Resulting in 1 citation.
1. Dooley, David
Prause, JoAnn
Birth Weight and Mothers' Adverse Employment Change
Journal of Health and Social Behavior 46,2 (June 2005): 141-155.
Cohort(s): Children of the NLSY79, NLSY79
Publisher: American Sociological Association
Keyword(s): Birthweight; Maternal Employment; Pre-natal Care/Exposure; Pre/post Natal Behavior; Pregnancy and Pregnancy Outcomes; Underemployment; Unemployment; Weight

Permission to reprint the abstract has not been received from the publisher.

Low birth weight has been linked at the aggregate level to unemployment rates and at the individual level to subjective distress. It was hypothesized that maternal underemployment, including unemployment, involuntary part time work, and low wage work, would predict decreased birth weight.
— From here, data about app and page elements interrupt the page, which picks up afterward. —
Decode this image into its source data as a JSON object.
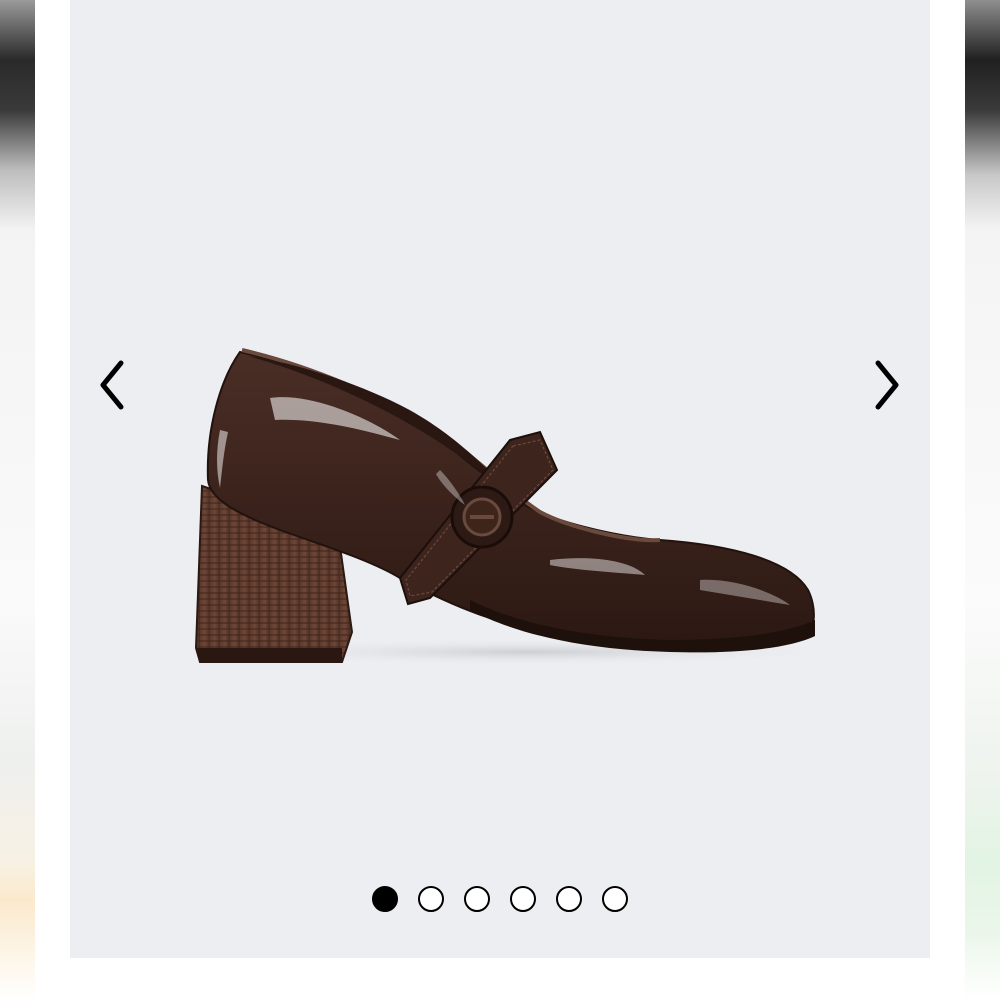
{
  "product_image": {
    "icon": "brown-patent-mary-jane-block-heel-shoe",
    "background_color": "#eceef2"
  },
  "carousel": {
    "prev_icon": "chevron-left-icon",
    "next_icon": "chevron-right-icon",
    "slide_count": 6,
    "active_index": 0
  }
}
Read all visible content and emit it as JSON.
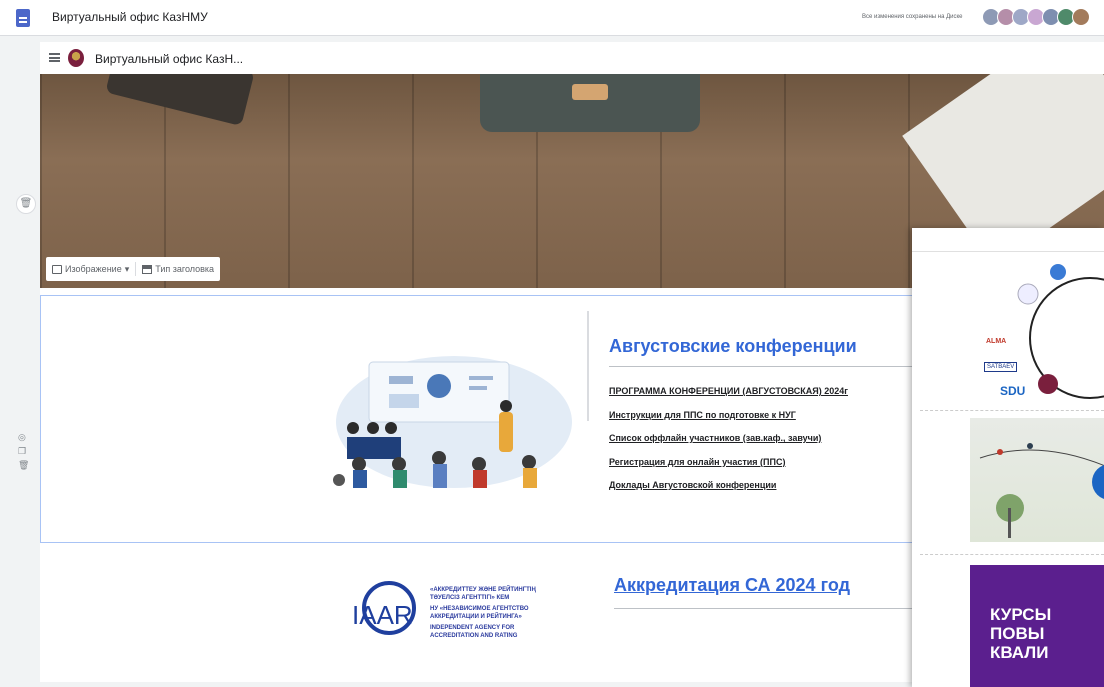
{
  "topbar": {
    "app_title": "Виртуальный офис КазНМУ",
    "save_status": "Все изменения сохранены на Диске",
    "avatar_colors": [
      "#8e9ab5",
      "#b58ea9",
      "#9ea8c7",
      "#c9a7d2",
      "#7e8fb0",
      "#4f8a6a",
      "#a37b5c"
    ]
  },
  "site": {
    "title": "Виртуальный офис КазН..."
  },
  "hero": {
    "image_control_label": "Изображение",
    "header_type_label": "Тип заголовка"
  },
  "conferences": {
    "heading": "Августовские конференции",
    "links": [
      {
        "text": "ПРОГРАММА КОНФЕРЕНЦИИ (АВГУСТОВСКАЯ) 2024г",
        "underlined": true
      },
      {
        "text": "Инструкции для ППС по подготовке к НУГ",
        "underlined": true
      },
      {
        "text": "Список оффлайн участников (зав.каф., завучи)",
        "underlined": true
      },
      {
        "text": "Регистрация для онлайн участия (ППС)",
        "underlined": true
      },
      {
        "text": "Доклады Августовской конференции",
        "underlined": true
      }
    ]
  },
  "accreditation": {
    "heading": "Аккредитация СА 2024 год",
    "logo_text": "IAAR",
    "logo_lines": [
      "«АККРЕДИТТЕУ ЖӘНЕ РЕЙТИНГТІҢ",
      "ТӘУЕЛСІЗ АГЕНТТІГІ» КЕМ",
      "НУ «НЕЗАВИСИМОЕ АГЕНТСТВО",
      "АККРЕДИТАЦИИ И РЕЙТИНГА»",
      "INDEPENDENT AGENCY FOR",
      "ACCREDITATION AND RATING"
    ]
  },
  "preview": {
    "alma": "ALMA",
    "satbaev": "SATBAEV",
    "sdu": "SDU",
    "purple_lines": [
      "КУРСЫ",
      "ПОВЫ",
      "КВАЛИ"
    ]
  },
  "colors": {
    "accent_blue": "#3367d6",
    "purple_banner": "#5b1f8e"
  }
}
The relationship of birth weight to maternal employment changes during pregnancy was studied prospectively in 1165 singleton first births in the National Longitudinal Survey of Youth data set. Controlling for other significant risk factors, women who shifted from adequate employment to underemployment had significantly lighter babies. Plausible mediators of this relationship were explored including prenatal health care, gestational age, and mother weight gain with results varying by type of underemployment. Two interactions also suggested that underemployment reduced the beneficial effect of mother weight gain on birth weight. These findings were partially replicated for low birth weight (<2500 grams) indicating the medical significance of the effect.
Bibliography Citation
Dooley, David and JoAnn Prause. "Birth Weight and Mothers' Adverse Employment Change." Journal of Health and Social Behavior 46,2 (June 2005): 141-155.